BSF - House of Commons Education and Skills Committee The role of ICT in BSF is being seen as that of a supplementary teaching and learning facility rather than a transformational tool. This actually adds unsustainable cost and little is being done to change the existing cost and environmental parameters. ICT has not been established as a differentiator in BSF. The approach we have seen has been to procure ICT to satisfy a minimum standard at least cost. This has resulted in many of the opportunities for innovation, value-add and transformation that ICT can facilitate being lost.
BSF - House of Commons Education and Skills Committee ICT does offer one way of transforming the school experience. The risk is that, when there is no clear guidance, ICT may be used as a tool by pupils but its potential to monitor their progress, manage their learning and inform decisions about future teaching will be under-used. Guidance on making the most of ICT and examples of good practice should be issued by the DCSF. Within FE and Skills good practice is being promoted through the Technology Exemplar Network and supported by the Next Generation Learning Awards.

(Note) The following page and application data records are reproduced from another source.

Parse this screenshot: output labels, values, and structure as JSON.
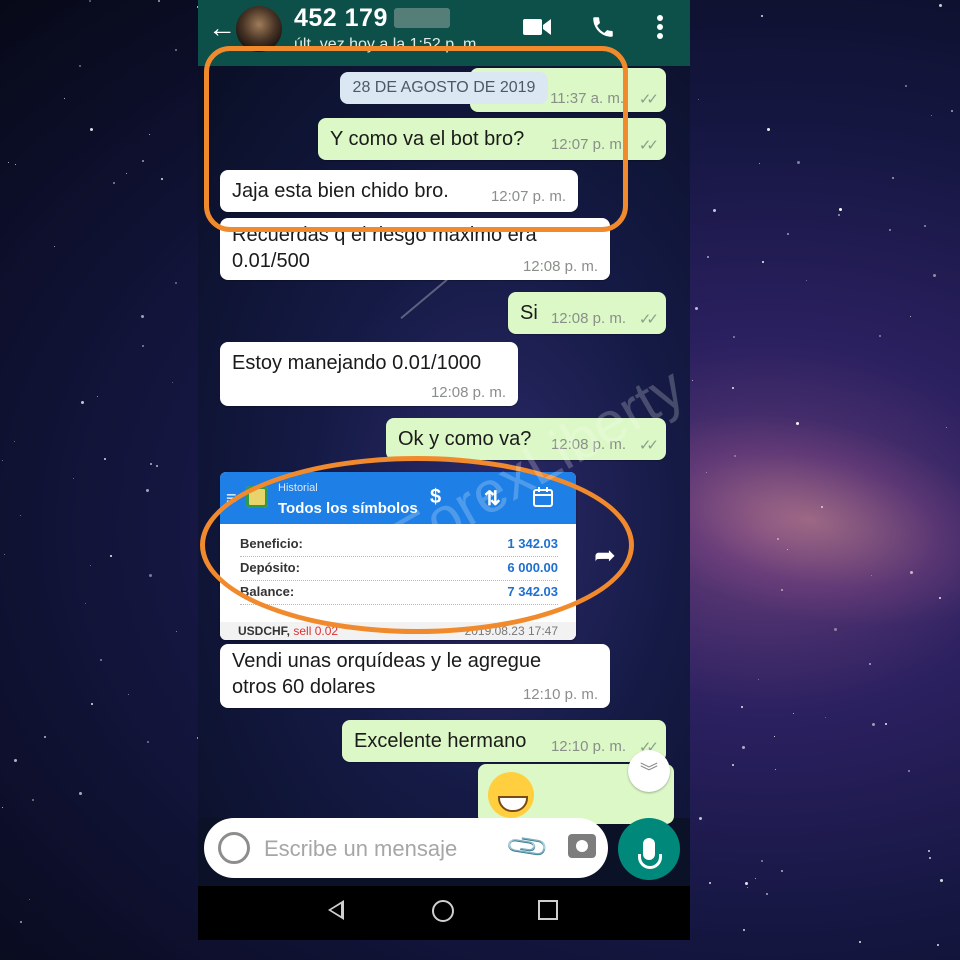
{
  "contact": {
    "name": "452 179",
    "last_seen": "últ. vez hoy a la 1:52 p. m."
  },
  "date_chip": "28 DE AGOSTO DE 2019",
  "messages": [
    {
      "dir": "out",
      "text": "",
      "time": "11:37 a. m."
    },
    {
      "dir": "out",
      "text": "Y como va el bot bro?",
      "time": "12:07 p. m."
    },
    {
      "dir": "in",
      "text": "Jaja esta bien chido bro.",
      "time": "12:07 p. m."
    },
    {
      "dir": "in",
      "text": "Recuerdas q el riesgo maximo era\n0.01/500",
      "time": "12:08 p. m."
    },
    {
      "dir": "out",
      "text": "Si",
      "time": "12:08 p. m."
    },
    {
      "dir": "in",
      "text": "Estoy manejando 0.01/1000",
      "time": "12:08 p. m."
    },
    {
      "dir": "out",
      "text": "Ok y como va?",
      "time": "12:08 p. m."
    },
    {
      "dir": "in",
      "text": "Vendi unas orquídeas y le agregue\notros 60 dolares",
      "time": "12:10 p. m."
    },
    {
      "dir": "out",
      "text": "Excelente hermano",
      "time": "12:10 p. m."
    }
  ],
  "history_card": {
    "subtitle": "Historial",
    "title": "Todos los símbolos",
    "rows": [
      {
        "label": "Beneficio:",
        "value": "1 342.03"
      },
      {
        "label": "Depósito:",
        "value": "6 000.00"
      },
      {
        "label": "Balance:",
        "value": "7 342.03"
      }
    ],
    "footer_symbol": "USDCHF,",
    "footer_action": "sell 0.02",
    "footer_date": "2019.08.23 17:47"
  },
  "composer": {
    "placeholder": "Escribe un mensaje"
  },
  "watermark": "ForexLiberty",
  "icons": {
    "back": "back-arrow-icon",
    "video": "video-call-icon",
    "phone": "phone-call-icon",
    "menu": "more-vert-icon",
    "emoji": "emoji-icon",
    "attach": "paperclip-icon",
    "camera": "camera-icon",
    "mic": "microphone-icon",
    "share": "forward-icon",
    "scroll": "double-chevron-down-icon"
  },
  "colors": {
    "header": "#0d4f49",
    "outgoing": "#dcf8c6",
    "incoming": "#ffffff",
    "mic": "#00897b",
    "annotation": "#f08a2c",
    "card_header": "#1e7fe6"
  }
}
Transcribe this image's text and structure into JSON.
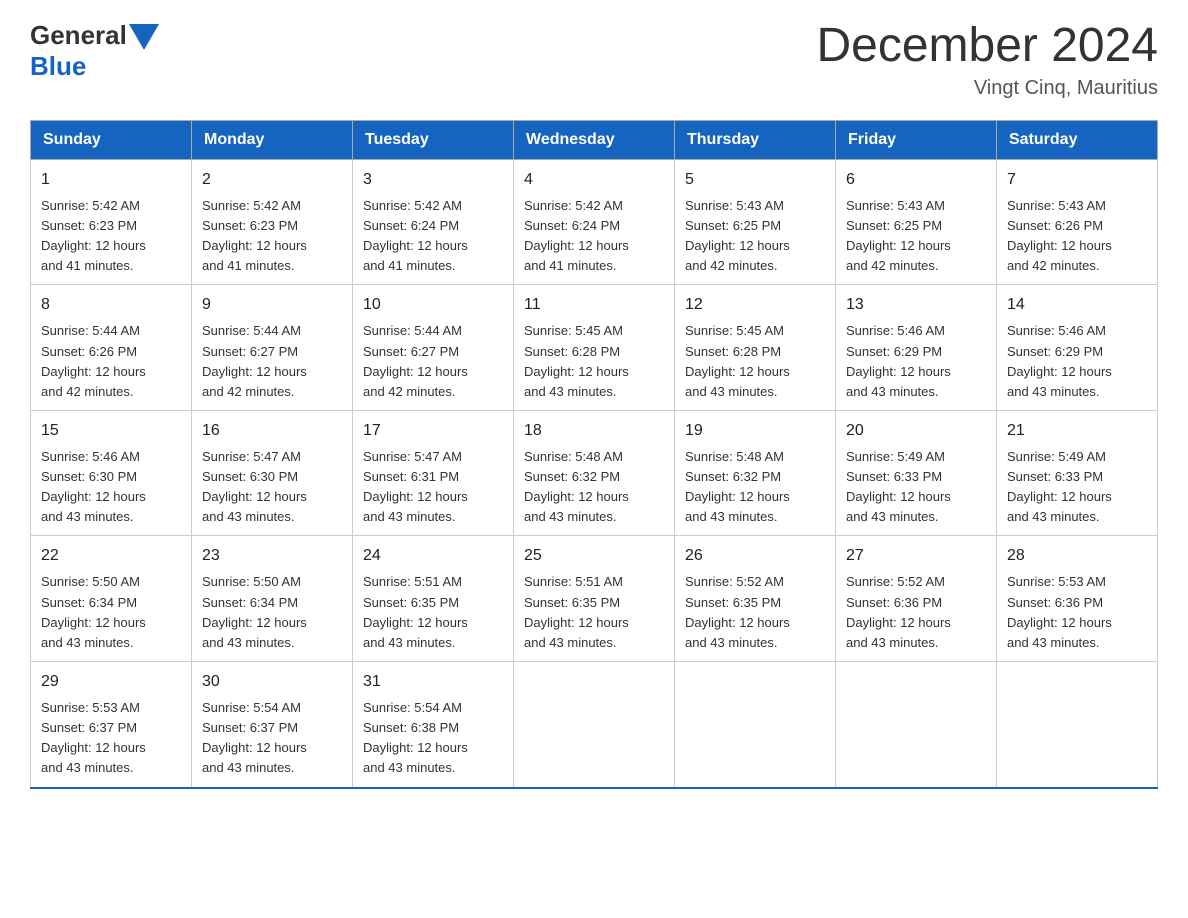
{
  "logo": {
    "text_general": "General",
    "text_blue": "Blue"
  },
  "header": {
    "month_year": "December 2024",
    "location": "Vingt Cinq, Mauritius"
  },
  "weekdays": [
    "Sunday",
    "Monday",
    "Tuesday",
    "Wednesday",
    "Thursday",
    "Friday",
    "Saturday"
  ],
  "weeks": [
    [
      {
        "day": "1",
        "sunrise": "5:42 AM",
        "sunset": "6:23 PM",
        "daylight": "12 hours and 41 minutes."
      },
      {
        "day": "2",
        "sunrise": "5:42 AM",
        "sunset": "6:23 PM",
        "daylight": "12 hours and 41 minutes."
      },
      {
        "day": "3",
        "sunrise": "5:42 AM",
        "sunset": "6:24 PM",
        "daylight": "12 hours and 41 minutes."
      },
      {
        "day": "4",
        "sunrise": "5:42 AM",
        "sunset": "6:24 PM",
        "daylight": "12 hours and 41 minutes."
      },
      {
        "day": "5",
        "sunrise": "5:43 AM",
        "sunset": "6:25 PM",
        "daylight": "12 hours and 42 minutes."
      },
      {
        "day": "6",
        "sunrise": "5:43 AM",
        "sunset": "6:25 PM",
        "daylight": "12 hours and 42 minutes."
      },
      {
        "day": "7",
        "sunrise": "5:43 AM",
        "sunset": "6:26 PM",
        "daylight": "12 hours and 42 minutes."
      }
    ],
    [
      {
        "day": "8",
        "sunrise": "5:44 AM",
        "sunset": "6:26 PM",
        "daylight": "12 hours and 42 minutes."
      },
      {
        "day": "9",
        "sunrise": "5:44 AM",
        "sunset": "6:27 PM",
        "daylight": "12 hours and 42 minutes."
      },
      {
        "day": "10",
        "sunrise": "5:44 AM",
        "sunset": "6:27 PM",
        "daylight": "12 hours and 42 minutes."
      },
      {
        "day": "11",
        "sunrise": "5:45 AM",
        "sunset": "6:28 PM",
        "daylight": "12 hours and 43 minutes."
      },
      {
        "day": "12",
        "sunrise": "5:45 AM",
        "sunset": "6:28 PM",
        "daylight": "12 hours and 43 minutes."
      },
      {
        "day": "13",
        "sunrise": "5:46 AM",
        "sunset": "6:29 PM",
        "daylight": "12 hours and 43 minutes."
      },
      {
        "day": "14",
        "sunrise": "5:46 AM",
        "sunset": "6:29 PM",
        "daylight": "12 hours and 43 minutes."
      }
    ],
    [
      {
        "day": "15",
        "sunrise": "5:46 AM",
        "sunset": "6:30 PM",
        "daylight": "12 hours and 43 minutes."
      },
      {
        "day": "16",
        "sunrise": "5:47 AM",
        "sunset": "6:30 PM",
        "daylight": "12 hours and 43 minutes."
      },
      {
        "day": "17",
        "sunrise": "5:47 AM",
        "sunset": "6:31 PM",
        "daylight": "12 hours and 43 minutes."
      },
      {
        "day": "18",
        "sunrise": "5:48 AM",
        "sunset": "6:32 PM",
        "daylight": "12 hours and 43 minutes."
      },
      {
        "day": "19",
        "sunrise": "5:48 AM",
        "sunset": "6:32 PM",
        "daylight": "12 hours and 43 minutes."
      },
      {
        "day": "20",
        "sunrise": "5:49 AM",
        "sunset": "6:33 PM",
        "daylight": "12 hours and 43 minutes."
      },
      {
        "day": "21",
        "sunrise": "5:49 AM",
        "sunset": "6:33 PM",
        "daylight": "12 hours and 43 minutes."
      }
    ],
    [
      {
        "day": "22",
        "sunrise": "5:50 AM",
        "sunset": "6:34 PM",
        "daylight": "12 hours and 43 minutes."
      },
      {
        "day": "23",
        "sunrise": "5:50 AM",
        "sunset": "6:34 PM",
        "daylight": "12 hours and 43 minutes."
      },
      {
        "day": "24",
        "sunrise": "5:51 AM",
        "sunset": "6:35 PM",
        "daylight": "12 hours and 43 minutes."
      },
      {
        "day": "25",
        "sunrise": "5:51 AM",
        "sunset": "6:35 PM",
        "daylight": "12 hours and 43 minutes."
      },
      {
        "day": "26",
        "sunrise": "5:52 AM",
        "sunset": "6:35 PM",
        "daylight": "12 hours and 43 minutes."
      },
      {
        "day": "27",
        "sunrise": "5:52 AM",
        "sunset": "6:36 PM",
        "daylight": "12 hours and 43 minutes."
      },
      {
        "day": "28",
        "sunrise": "5:53 AM",
        "sunset": "6:36 PM",
        "daylight": "12 hours and 43 minutes."
      }
    ],
    [
      {
        "day": "29",
        "sunrise": "5:53 AM",
        "sunset": "6:37 PM",
        "daylight": "12 hours and 43 minutes."
      },
      {
        "day": "30",
        "sunrise": "5:54 AM",
        "sunset": "6:37 PM",
        "daylight": "12 hours and 43 minutes."
      },
      {
        "day": "31",
        "sunrise": "5:54 AM",
        "sunset": "6:38 PM",
        "daylight": "12 hours and 43 minutes."
      },
      null,
      null,
      null,
      null
    ]
  ],
  "labels": {
    "sunrise": "Sunrise:",
    "sunset": "Sunset:",
    "daylight": "Daylight:"
  }
}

Questions, questions - what sort of education do we want to see in future? - how many computers do we need? - what sorts of learning relationships do we want to foster? - what buildings do we want? - what competencies do we want learners to develop? - What tools and resources are available to us to support learning? Adapted from Re-Imagining Learning Spaces - Futurelab, 2006
21 st Century Learning If the aim is really to transform education then we must: – Use 21 st century tools to develop learning skills – Teach and learn in a 21 st century context – Teach and learn 21 st century content – Use 21 st century assessments that measure 21 st century skills Learning for the 21 st Century (2004)
21 st Century Skills Information and communication skills – Information and media literacy skills – Communication skills Thinking and problem solving skills – Critical thinking and systems thinking – Problem identification, formulation and solution – Creativity and intellectual curiosity Interpersonal and self-directional skills – Interpersonal and collaborative skills – Self-direction – Accountability and adaptability – Social responsibility
Its not about the technology …. … its about new thinking.
he barriers are in our heads!through the Building Schools for the Future programme. Almost all the barriers are in our heads. The only barriers are in our heads!
What are your challenges ? How can Becta help? The Challenge